Quinton Rose (above) has a lot more confidence after nearly making the USA Basketball U19 squad this summer. (Photo: Josh Verlin/CoBL)
Owen McCue (@Owen_McCue)
(Ed. Note: This article is part of our 2017-18 season coverage, which will run for the six weeks preceding the first official games of the year on Nov. 10. To access all of our high school and college preview content for this season, click here.)
Quinton Rose used to watch documentaries on the 1992 Dream Team. As he got older, Rose watched LeBron James and Carmelo Anthony play for the U.S. National Team.
He would go to bed with dreams of one day wearing a Team USA uniform.
Growing up in Rochester, New York, where he was only rated the No. 31 shooting guard in his recruiting class, those dreams seemed rather far off.
That was until coach Fran Dunphy called Rose into his office last April and told him he was one of 28 invitees to the 2017 USA Basketball Men's U19 World Cup Team training camp. Suddenly, the dream was much closer to a reality.
“It was a great feeling, knowing that my hard work is getting noticed, and I’m able to show it on the court,” Rose said.
After four training sessions at the United States Olympic Training Center in Colorado Springs from June 18-20, Rose was announced as one of 18 finalists to make the 12-man team.
The 6-8, 185-pound guard didn’t make the final cuts, but Rose, who wasn’t even a Top 100 recruit coming out of Bishop Kearney (N.Y.), found a way to stand out.
A week after the camp, CBSSports put down Rose as a first-round pick in their “Ridiculously Early 2018 NBA Mock Draft.” Of Rose, they wrote, “[he] was as good as the McDonald's All-Americans who surrounded him.”
While it was probably a bit of an overreaction, the attention showed the impression Rose made on a national stage.
“He was probably the last guy who didn’t make the team,” Dunphy said. “It was a great experience for him.”
Rose made an immediate impact as a freshman for the Owls last season. Five games into his college career, he scored 26 points in an upset win against Florida State and followed that with a 12-point outing in another upset win against West Virginia.
He finished the year averaging 10.1 ppg and 4.1 rpg and reached double-digit scoring totals in 18 of the team’s 32 games. The American Athletic Conference named him to its all-rookie team after he won Rookie of the Week a conference-leading four times throughout the season.
“He surprised a lot of people at how ready he was,” Dunphy said. “I don’t think it’s easy, for example the two games against Florida State and West Virginia, he might have been as good of a player that was on the court. It’s not easy to sustain throughout your freshman year. He did a pretty good job of it.”
After spending time at USA Basketball training camp, Rose has even bigger goals for his sophomore campaign. He said the biggest thing he wish he knew before last season is how hard you have to play every possession in college basketball. That includes both ends of the court.

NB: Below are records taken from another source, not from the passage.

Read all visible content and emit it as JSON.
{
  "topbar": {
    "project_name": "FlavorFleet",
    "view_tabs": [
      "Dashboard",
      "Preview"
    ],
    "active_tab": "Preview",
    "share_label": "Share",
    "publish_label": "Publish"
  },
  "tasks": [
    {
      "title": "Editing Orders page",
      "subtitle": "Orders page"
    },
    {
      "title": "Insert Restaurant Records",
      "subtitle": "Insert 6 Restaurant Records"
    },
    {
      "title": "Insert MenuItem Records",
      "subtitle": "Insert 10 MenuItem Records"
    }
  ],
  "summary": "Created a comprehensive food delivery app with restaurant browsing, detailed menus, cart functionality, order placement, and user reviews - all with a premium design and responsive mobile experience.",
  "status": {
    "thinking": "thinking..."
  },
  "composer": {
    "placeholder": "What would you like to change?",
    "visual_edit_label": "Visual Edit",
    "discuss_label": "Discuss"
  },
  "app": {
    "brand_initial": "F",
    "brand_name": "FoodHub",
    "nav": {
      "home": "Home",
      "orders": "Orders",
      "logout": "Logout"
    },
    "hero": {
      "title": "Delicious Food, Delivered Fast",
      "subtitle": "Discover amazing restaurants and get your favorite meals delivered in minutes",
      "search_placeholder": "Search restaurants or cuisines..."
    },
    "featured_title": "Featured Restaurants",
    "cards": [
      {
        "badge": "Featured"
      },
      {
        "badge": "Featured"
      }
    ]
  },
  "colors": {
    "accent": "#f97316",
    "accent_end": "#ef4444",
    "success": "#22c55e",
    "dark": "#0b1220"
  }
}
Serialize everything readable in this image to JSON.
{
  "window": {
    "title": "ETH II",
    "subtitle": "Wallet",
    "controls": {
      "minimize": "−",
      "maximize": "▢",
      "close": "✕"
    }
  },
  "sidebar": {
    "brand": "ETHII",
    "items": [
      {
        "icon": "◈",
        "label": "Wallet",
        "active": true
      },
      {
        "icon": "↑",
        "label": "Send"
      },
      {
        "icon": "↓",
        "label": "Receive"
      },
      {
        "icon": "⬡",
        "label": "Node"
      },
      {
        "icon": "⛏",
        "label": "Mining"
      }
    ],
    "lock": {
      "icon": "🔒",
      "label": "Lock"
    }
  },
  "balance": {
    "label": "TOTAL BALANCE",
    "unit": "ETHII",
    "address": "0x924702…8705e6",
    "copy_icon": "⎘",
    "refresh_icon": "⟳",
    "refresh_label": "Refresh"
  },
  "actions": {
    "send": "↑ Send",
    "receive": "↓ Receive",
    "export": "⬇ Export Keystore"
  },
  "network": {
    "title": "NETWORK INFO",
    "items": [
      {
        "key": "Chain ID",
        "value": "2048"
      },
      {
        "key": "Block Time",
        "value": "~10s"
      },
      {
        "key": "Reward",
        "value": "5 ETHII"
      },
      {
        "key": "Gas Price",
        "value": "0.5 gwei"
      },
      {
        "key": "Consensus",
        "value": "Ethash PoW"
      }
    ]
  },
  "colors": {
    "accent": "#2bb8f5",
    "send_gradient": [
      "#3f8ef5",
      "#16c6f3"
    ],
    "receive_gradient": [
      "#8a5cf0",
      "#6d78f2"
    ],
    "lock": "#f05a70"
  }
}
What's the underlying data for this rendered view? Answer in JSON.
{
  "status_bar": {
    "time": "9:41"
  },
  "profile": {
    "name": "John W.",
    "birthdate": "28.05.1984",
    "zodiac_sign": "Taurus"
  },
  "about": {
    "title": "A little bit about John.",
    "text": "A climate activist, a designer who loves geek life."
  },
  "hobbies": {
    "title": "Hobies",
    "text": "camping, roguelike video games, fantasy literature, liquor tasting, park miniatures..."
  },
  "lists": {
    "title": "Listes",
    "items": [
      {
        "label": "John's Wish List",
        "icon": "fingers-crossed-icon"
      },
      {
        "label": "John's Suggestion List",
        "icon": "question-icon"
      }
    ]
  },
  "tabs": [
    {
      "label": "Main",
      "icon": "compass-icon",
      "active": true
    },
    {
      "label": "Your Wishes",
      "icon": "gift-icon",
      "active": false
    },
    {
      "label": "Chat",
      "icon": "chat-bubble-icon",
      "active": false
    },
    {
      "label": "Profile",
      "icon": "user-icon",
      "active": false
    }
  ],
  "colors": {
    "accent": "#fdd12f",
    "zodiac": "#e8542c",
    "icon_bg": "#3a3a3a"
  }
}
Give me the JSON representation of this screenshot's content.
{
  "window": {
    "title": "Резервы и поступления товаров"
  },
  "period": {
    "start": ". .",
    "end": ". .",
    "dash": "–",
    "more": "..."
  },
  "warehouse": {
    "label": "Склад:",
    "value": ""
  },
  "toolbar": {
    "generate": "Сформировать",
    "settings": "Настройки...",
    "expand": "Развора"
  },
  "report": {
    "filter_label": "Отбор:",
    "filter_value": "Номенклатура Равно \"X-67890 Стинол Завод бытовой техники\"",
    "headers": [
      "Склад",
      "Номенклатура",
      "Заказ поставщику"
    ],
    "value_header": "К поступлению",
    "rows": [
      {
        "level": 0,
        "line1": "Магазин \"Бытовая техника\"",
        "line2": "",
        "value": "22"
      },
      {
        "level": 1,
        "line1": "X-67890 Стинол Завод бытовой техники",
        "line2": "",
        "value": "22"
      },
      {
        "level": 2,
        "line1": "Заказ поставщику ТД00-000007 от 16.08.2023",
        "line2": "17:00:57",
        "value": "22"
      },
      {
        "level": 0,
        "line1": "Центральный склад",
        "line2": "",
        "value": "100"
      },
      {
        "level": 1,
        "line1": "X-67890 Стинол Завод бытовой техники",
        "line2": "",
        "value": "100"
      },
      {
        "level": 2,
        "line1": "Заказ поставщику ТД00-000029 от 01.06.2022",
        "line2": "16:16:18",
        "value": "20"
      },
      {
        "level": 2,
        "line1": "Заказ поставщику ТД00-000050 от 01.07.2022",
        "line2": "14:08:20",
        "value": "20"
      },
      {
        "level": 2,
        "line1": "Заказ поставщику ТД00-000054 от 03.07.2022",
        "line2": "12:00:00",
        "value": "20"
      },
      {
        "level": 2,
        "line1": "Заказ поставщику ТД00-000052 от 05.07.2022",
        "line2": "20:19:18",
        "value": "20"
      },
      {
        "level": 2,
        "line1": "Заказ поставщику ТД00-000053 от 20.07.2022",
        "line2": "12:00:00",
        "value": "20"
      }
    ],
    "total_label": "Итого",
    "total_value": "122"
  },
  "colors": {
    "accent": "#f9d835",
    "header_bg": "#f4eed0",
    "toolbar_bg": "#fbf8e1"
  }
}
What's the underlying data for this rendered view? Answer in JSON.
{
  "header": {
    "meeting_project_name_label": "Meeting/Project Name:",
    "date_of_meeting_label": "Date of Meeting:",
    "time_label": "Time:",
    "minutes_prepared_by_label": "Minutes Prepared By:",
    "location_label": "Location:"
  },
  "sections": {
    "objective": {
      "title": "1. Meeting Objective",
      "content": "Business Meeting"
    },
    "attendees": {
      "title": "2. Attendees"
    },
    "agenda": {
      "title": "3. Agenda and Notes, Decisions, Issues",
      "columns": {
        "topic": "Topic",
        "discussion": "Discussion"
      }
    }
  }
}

Dunphy and Rose both see the potential for Rose to be a lockdown defender for the Owls.His le ngth and athleticism can frustrate smaller defenders and help him rebounding against other guards too. One of his goals this year is to be an all-conference defender.
For Rose, the key will be giving a constant effort on that end of the court. Dunphy mentioned former Memphis Grizzlies defensive specialist Tony Allen as someone Rose can model his mental approach on defense after. Allen was known for shutting down other team’s stars.The Grizzlies recently announced plans to retire Allen’s number.
“Tony Allen bought in, every aspect of it,” Dunphy said. “It’s not easy for a young guy to say, you know I can work as hard on both ends of the court. That’s what he’s trying to get across to himself is that he can play 40 minutes at just break neck speed and be good at both ends.”
On offense, Dunphy envisions Rose as a guy who he can give the ball to and say, “‘go make a play. Go get a shot.” Rose’s size and leaping ability with guard skills allow him to get to the basket with ease.
After making fewer than 30 percent of his three-point attempts last season, Rose worked on improving his shooting range this summer with assistant coach Chris Clark.
“Last year, I struggled with keeping my shot consistent,” Rose said. “I would change it up and shoot a different shot every time. Now it’s about shooting the same shot and being ready on the catch.”
If he can cut down on his 67 turnovers and become a defensive stopper, the skillset is there for Rose to turn into a dominant player for the Owls in his second year.
“He’s got himself where he wants to be,” Dunphy said. “Now, the next step is to absolutely be killing it on the defensive end and making really good decisions on offense.”